THE INPUT Block Start
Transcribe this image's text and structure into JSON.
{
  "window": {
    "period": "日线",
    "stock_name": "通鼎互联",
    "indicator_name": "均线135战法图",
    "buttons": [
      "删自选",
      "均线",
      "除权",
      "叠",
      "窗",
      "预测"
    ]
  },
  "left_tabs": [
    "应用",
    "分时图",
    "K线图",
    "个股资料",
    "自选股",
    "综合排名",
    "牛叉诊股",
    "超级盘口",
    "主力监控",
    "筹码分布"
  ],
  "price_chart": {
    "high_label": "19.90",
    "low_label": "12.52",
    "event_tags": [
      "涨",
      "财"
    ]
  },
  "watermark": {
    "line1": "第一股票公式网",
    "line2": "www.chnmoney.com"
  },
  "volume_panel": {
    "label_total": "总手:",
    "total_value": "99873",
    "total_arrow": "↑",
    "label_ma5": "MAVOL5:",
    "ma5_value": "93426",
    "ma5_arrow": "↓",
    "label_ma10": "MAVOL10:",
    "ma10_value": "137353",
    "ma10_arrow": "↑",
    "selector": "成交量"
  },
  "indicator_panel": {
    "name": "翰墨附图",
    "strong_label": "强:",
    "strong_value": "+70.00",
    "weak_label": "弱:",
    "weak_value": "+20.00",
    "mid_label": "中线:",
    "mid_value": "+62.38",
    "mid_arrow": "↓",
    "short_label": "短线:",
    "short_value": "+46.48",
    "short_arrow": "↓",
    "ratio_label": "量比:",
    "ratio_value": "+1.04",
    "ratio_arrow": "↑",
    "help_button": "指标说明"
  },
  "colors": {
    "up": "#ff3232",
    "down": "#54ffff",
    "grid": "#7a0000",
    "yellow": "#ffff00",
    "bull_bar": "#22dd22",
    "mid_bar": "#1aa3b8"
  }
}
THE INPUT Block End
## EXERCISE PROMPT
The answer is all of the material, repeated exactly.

## YOUR SOLUTION
Transcribe this image's text and structure into JSON.
{
  "window": {
    "period": "日线",
    "stock_name": "通鼎互联",
    "indicator_name": "均线135战法图",
    "buttons": [
      "删自选",
      "均线",
      "除权",
      "叠",
      "窗",
      "预测"
    ]
  },
  "left_tabs": [
    "应用",
    "分时图",
    "K线图",
    "个股资料",
    "自选股",
    "综合排名",
    "牛叉诊股",
    "超级盘口",
    "主力监控",
    "筹码分布"
  ],
  "price_chart": {
    "high_label": "19.90",
    "low_label": "12.52",
    "event_tags": [
      "涨",
      "财"
    ]
  },
  "watermark": {
    "line1": "第一股票公式网",
    "line2": "www.chnmoney.com"
  },
  "volume_panel": {
    "label_total": "总手:",
    "total_value": "99873",
    "total_arrow": "↑",
    "label_ma5": "MAVOL5:",
    "ma5_value": "93426",
    "ma5_arrow": "↓",
    "label_ma10": "MAVOL10:",
    "ma10_value": "137353",
    "ma10_arrow": "↑",
    "selector": "成交量"
  },
  "indicator_panel": {
    "name": "翰墨附图",
    "strong_label": "强:",
    "strong_value": "+70.00",
    "weak_label": "弱:",
    "weak_value": "+20.00",
    "mid_label": "中线:",
    "mid_value": "+62.38",
    "mid_arrow": "↓",
    "short_label": "短线:",
    "short_value": "+46.48",
    "short_arrow": "↓",
    "ratio_label": "量比:",
    "ratio_value": "+1.04",
    "ratio_arrow": "↑",
    "help_button": "指标说明"
  },
  "colors": {
    "up": "#ff3232",
    "down": "#54ffff",
    "grid": "#7a0000",
    "yellow": "#ffff00",
    "bull_bar": "#22dd22",
    "mid_bar": "#1aa3b8"
  }
}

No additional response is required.